(Beginning of Working data)

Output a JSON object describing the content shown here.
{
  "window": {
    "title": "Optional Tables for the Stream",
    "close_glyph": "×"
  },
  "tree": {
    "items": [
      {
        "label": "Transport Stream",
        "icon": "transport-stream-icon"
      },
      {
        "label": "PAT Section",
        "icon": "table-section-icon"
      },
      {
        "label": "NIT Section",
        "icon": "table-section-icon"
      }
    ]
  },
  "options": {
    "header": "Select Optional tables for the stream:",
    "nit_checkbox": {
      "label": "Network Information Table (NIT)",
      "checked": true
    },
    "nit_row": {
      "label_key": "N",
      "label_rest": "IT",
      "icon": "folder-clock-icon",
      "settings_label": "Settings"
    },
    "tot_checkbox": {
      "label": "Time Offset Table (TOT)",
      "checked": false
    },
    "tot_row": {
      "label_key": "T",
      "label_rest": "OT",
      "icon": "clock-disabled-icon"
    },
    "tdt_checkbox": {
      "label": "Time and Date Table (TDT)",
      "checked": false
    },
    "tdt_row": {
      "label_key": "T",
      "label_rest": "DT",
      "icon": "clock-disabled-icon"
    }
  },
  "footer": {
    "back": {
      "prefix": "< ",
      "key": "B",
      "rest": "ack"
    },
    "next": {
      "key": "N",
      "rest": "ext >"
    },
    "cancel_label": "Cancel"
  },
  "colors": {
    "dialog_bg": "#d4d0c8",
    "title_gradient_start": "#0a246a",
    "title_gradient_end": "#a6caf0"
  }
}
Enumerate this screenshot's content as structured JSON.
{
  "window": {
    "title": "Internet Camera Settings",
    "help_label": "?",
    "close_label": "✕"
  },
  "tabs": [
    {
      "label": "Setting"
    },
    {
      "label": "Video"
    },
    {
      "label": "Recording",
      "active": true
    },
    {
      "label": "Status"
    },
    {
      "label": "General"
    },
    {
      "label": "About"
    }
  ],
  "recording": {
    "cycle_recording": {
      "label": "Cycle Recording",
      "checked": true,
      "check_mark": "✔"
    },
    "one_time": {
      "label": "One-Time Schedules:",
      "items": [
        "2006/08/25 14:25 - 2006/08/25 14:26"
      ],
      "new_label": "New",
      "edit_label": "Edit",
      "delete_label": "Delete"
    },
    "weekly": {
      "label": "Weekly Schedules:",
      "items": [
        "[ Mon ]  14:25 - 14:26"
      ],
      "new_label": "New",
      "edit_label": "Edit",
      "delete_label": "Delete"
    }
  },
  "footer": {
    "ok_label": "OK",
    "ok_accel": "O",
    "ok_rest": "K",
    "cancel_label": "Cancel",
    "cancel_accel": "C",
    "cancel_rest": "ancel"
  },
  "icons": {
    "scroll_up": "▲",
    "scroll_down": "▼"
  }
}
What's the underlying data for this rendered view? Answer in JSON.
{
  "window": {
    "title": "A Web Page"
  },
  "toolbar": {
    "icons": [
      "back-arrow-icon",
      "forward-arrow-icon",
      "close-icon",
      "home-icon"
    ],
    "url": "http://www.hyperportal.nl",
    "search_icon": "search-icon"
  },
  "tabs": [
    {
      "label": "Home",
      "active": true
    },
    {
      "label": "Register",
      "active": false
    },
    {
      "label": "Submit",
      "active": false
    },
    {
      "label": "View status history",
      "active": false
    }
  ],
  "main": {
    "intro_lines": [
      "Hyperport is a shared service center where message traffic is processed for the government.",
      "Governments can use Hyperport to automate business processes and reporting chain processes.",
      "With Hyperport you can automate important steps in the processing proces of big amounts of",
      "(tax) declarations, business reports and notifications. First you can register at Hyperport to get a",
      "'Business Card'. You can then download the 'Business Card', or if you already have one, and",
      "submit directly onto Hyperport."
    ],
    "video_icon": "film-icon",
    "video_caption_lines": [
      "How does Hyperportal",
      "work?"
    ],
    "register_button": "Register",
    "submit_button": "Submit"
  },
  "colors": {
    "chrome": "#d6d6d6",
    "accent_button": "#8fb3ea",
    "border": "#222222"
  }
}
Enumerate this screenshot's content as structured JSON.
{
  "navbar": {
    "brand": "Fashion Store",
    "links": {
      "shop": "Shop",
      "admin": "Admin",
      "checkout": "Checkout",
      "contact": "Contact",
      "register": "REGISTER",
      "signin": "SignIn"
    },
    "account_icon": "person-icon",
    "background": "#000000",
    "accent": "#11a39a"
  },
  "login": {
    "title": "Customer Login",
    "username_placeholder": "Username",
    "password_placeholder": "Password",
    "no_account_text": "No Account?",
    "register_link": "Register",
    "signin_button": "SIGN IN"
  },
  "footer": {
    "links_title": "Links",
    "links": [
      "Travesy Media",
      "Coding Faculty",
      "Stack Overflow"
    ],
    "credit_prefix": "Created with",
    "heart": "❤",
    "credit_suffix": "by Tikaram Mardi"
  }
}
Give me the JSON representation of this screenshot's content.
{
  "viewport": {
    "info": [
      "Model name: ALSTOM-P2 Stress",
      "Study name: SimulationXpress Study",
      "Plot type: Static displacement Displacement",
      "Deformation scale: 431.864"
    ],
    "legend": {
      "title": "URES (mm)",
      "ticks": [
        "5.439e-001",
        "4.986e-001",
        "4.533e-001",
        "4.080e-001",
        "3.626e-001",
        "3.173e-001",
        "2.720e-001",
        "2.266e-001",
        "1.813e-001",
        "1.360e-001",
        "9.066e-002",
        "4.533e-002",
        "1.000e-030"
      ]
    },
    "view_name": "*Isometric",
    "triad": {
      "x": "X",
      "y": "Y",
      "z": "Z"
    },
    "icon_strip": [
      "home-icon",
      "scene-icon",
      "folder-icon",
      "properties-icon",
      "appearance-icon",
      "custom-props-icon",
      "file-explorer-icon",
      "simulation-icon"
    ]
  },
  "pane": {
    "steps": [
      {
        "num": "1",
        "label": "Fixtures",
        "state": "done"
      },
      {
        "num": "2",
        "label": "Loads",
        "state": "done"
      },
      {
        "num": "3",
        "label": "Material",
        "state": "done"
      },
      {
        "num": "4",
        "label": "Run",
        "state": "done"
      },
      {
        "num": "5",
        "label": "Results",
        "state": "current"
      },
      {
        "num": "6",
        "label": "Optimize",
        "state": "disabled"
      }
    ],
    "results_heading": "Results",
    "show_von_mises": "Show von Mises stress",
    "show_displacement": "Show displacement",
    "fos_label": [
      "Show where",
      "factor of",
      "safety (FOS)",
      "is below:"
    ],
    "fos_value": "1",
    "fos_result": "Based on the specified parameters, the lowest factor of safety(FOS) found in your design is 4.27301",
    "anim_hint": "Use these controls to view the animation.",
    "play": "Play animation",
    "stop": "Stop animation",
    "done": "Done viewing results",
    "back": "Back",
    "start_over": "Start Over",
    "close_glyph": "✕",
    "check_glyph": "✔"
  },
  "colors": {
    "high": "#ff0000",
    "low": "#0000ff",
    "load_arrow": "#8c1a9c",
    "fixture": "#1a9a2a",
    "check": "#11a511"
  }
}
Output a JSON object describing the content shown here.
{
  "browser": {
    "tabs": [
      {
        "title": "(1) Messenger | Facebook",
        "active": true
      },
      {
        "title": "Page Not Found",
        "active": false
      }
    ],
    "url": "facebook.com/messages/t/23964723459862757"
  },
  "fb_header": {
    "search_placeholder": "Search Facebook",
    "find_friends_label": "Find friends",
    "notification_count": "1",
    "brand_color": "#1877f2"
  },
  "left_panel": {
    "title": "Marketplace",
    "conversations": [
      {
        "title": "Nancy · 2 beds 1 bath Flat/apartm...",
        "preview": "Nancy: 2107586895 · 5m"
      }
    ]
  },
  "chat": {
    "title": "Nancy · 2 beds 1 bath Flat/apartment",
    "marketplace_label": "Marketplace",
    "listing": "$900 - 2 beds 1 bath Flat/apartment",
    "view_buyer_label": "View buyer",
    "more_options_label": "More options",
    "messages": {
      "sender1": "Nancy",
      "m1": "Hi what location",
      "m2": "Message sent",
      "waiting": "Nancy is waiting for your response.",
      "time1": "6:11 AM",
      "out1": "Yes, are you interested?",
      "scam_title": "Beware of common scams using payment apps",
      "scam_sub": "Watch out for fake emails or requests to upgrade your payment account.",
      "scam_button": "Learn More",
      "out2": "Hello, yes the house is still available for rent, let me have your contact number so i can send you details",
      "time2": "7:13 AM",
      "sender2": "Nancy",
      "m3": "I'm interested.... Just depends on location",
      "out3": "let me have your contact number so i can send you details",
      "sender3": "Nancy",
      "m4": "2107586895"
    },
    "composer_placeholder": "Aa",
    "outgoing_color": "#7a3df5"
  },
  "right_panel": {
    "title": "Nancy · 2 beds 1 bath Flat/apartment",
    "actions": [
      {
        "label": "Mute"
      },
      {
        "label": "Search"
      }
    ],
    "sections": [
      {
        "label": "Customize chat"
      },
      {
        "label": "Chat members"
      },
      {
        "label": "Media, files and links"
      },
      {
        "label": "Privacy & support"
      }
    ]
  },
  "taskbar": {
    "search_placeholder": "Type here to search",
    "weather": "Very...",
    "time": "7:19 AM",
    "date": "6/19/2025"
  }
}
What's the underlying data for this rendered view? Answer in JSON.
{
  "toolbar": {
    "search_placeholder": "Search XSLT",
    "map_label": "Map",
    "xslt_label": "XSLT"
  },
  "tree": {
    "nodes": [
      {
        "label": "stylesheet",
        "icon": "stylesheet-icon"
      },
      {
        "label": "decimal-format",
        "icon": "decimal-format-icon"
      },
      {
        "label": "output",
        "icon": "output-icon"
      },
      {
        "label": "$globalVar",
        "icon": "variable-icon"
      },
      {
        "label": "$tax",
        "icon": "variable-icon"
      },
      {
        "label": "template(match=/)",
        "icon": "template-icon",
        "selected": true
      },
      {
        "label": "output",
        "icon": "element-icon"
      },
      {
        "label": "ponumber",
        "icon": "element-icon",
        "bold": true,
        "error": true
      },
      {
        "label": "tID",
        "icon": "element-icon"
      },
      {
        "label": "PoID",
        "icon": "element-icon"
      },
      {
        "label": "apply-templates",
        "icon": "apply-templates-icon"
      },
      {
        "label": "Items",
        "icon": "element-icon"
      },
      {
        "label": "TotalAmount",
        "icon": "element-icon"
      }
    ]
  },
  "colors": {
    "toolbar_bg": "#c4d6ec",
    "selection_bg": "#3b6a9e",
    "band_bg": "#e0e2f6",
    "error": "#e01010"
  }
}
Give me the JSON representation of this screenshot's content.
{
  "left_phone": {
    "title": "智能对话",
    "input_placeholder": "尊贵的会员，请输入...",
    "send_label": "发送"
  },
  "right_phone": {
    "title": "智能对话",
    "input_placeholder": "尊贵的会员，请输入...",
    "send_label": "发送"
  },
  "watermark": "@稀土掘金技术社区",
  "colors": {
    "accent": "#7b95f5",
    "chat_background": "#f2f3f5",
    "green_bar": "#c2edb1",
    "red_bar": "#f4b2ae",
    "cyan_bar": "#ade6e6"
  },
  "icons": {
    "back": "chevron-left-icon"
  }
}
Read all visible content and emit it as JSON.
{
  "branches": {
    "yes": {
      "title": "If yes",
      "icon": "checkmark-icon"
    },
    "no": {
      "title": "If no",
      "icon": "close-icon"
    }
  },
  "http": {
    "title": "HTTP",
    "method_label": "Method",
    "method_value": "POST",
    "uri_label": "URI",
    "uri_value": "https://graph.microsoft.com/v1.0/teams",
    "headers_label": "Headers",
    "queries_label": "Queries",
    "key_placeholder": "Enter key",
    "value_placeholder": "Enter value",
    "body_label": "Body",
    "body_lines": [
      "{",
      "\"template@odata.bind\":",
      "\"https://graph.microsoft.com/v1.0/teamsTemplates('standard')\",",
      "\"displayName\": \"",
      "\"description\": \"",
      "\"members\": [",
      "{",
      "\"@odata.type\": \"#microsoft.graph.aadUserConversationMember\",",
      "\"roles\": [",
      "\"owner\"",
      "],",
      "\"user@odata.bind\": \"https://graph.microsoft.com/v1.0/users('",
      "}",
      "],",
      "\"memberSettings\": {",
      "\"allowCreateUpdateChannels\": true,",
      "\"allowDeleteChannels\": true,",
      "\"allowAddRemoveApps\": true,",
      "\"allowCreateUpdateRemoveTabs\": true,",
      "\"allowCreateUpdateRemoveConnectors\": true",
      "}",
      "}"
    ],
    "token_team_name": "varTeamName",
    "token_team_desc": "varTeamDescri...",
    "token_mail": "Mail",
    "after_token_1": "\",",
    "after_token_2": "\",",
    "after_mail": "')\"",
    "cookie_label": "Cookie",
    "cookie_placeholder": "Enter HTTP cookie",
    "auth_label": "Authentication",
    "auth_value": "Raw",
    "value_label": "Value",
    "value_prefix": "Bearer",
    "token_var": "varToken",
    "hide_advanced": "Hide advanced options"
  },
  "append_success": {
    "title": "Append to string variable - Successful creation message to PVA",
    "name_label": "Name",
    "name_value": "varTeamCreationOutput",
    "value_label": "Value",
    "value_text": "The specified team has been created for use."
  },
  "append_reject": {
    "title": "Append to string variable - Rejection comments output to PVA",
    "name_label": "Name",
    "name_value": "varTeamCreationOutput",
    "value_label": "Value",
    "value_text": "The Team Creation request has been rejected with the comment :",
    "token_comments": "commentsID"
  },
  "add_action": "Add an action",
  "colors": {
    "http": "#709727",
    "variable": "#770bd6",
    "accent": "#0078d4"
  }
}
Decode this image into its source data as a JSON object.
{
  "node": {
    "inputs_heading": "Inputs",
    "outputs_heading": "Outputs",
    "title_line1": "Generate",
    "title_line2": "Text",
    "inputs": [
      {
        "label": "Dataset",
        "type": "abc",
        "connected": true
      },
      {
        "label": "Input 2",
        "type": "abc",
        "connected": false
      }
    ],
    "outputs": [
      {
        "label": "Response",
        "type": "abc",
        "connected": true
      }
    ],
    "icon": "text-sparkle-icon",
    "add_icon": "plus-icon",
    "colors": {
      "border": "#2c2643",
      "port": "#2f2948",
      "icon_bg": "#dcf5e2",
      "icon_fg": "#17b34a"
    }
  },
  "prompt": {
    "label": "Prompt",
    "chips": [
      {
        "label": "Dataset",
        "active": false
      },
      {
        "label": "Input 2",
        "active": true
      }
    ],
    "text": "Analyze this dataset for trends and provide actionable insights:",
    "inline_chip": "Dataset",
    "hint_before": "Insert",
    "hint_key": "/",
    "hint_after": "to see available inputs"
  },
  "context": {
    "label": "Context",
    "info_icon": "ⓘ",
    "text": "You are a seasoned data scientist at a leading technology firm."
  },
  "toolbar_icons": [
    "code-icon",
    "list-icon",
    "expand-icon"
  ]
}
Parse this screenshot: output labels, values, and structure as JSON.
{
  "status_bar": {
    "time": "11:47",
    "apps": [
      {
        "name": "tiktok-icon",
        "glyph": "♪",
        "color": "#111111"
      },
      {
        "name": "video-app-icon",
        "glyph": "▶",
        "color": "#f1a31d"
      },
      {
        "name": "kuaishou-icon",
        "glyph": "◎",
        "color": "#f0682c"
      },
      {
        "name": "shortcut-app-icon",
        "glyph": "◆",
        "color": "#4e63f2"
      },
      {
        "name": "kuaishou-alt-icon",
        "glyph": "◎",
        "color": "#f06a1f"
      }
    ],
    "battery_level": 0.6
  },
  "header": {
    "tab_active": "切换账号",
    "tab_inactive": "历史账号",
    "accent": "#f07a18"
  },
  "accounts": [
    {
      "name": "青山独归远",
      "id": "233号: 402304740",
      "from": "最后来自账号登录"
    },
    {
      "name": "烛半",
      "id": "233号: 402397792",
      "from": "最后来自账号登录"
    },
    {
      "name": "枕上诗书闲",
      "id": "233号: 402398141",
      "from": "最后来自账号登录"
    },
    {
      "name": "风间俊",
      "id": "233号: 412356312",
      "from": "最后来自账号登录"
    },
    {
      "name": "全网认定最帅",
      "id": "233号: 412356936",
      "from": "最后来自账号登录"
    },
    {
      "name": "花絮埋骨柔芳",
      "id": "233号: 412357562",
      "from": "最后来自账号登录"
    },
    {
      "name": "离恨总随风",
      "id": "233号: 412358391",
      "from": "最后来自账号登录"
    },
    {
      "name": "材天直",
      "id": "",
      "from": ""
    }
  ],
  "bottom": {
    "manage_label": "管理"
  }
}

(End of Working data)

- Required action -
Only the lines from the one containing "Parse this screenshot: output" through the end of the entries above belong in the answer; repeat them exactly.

- Output of the task -
Parse this screenshot: output labels, values, and structure as JSON.
{
  "status_bar": {
    "time": "11:47",
    "apps": [
      {
        "name": "tiktok-icon",
        "glyph": "♪",
        "color": "#111111"
      },
      {
        "name": "video-app-icon",
        "glyph": "▶",
        "color": "#f1a31d"
      },
      {
        "name": "kuaishou-icon",
        "glyph": "◎",
        "color": "#f0682c"
      },
      {
        "name": "shortcut-app-icon",
        "glyph": "◆",
        "color": "#4e63f2"
      },
      {
        "name": "kuaishou-alt-icon",
        "glyph": "◎",
        "color": "#f06a1f"
      }
    ],
    "battery_level": 0.6
  },
  "header": {
    "tab_active": "切换账号",
    "tab_inactive": "历史账号",
    "accent": "#f07a18"
  },
  "accounts": [
    {
      "name": "青山独归远",
      "id": "233号: 402304740",
      "from": "最后来自账号登录"
    },
    {
      "name": "烛半",
      "id": "233号: 402397792",
      "from": "最后来自账号登录"
    },
    {
      "name": "枕上诗书闲",
      "id": "233号: 402398141",
      "from": "最后来自账号登录"
    },
    {
      "name": "风间俊",
      "id": "233号: 412356312",
      "from": "最后来自账号登录"
    },
    {
      "name": "全网认定最帅",
      "id": "233号: 412356936",
      "from": "最后来自账号登录"
    },
    {
      "name": "花絮埋骨柔芳",
      "id": "233号: 412357562",
      "from": "最后来自账号登录"
    },
    {
      "name": "离恨总随风",
      "id": "233号: 412358391",
      "from": "最后来自账号登录"
    },
    {
      "name": "材天直",
      "id": "",
      "from": ""
    }
  ],
  "bottom": {
    "manage_label": "管理"
  }
}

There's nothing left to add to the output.